|International Classification||H04L12/721, H04Q3/66|
|Cooperative Classification||H04Q2213/1338, H04Q2213/13148, H04Q2213/13384, H04L45/123, H04Q2213/13342, H04Q2213/13056, H04Q3/66, H04L45/12, H04Q2213/13141, H04Q2213/13332|
|European Classification||H04L45/12, H04L45/123, H04Q3/66|
|Oct 12, 1999||AS||Assignment|
Owner name: ALCATEL, FRANCE
Free format text: ASSIGNMENT OF ASSIGNORS INTEREST;ASSIGNORS:TRAN, NHUT QUAN;PHAN, CAO THANH;REEL/FRAME:010308/0409

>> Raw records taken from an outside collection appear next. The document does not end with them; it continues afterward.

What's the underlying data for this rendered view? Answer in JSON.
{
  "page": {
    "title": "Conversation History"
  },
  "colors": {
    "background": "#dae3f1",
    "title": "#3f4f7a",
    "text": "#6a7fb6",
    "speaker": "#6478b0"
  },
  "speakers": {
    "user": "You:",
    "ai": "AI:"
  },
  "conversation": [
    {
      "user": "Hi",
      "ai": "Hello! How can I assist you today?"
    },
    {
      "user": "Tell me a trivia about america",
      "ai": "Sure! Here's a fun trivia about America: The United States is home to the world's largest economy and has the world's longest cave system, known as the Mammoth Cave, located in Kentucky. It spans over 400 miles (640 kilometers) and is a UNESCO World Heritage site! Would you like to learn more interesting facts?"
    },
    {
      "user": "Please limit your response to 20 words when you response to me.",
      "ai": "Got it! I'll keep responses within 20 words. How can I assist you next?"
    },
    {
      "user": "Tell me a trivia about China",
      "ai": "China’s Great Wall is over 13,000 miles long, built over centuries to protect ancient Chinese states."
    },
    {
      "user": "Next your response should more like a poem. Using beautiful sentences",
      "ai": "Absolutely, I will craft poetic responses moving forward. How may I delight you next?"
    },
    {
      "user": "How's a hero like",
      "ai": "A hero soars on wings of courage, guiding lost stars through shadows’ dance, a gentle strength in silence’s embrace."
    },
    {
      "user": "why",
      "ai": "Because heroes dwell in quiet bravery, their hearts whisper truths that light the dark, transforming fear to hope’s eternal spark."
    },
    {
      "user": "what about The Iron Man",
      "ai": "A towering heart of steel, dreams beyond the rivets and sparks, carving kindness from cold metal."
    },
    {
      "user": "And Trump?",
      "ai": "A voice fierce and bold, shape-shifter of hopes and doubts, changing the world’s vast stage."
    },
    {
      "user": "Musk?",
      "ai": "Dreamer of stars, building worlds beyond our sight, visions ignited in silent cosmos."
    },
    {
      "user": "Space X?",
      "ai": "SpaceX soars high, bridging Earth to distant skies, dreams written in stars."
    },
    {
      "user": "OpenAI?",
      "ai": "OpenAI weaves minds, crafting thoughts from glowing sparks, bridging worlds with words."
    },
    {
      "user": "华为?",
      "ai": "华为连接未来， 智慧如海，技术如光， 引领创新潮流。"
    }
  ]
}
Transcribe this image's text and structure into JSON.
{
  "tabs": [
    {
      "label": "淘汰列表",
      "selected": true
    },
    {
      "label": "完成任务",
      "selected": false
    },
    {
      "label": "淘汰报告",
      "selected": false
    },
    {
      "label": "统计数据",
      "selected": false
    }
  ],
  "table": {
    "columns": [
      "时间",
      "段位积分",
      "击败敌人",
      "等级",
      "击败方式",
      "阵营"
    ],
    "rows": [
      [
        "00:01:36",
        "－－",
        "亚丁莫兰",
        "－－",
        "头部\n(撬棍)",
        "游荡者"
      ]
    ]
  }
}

Effective date: 19990819
|Jan 25, 2007||FPAY||Fee payment|
Year of fee payment: 4
|Mar 7, 2011||REMI||Maintenance fee reminder mailed|
|Jul 29, 2011||LAPS||Lapse for failure to pay maintenance fees|
|Sep 20, 2011||FP||Expired due to failure to pay maintenance fee|
Effective date: 20110729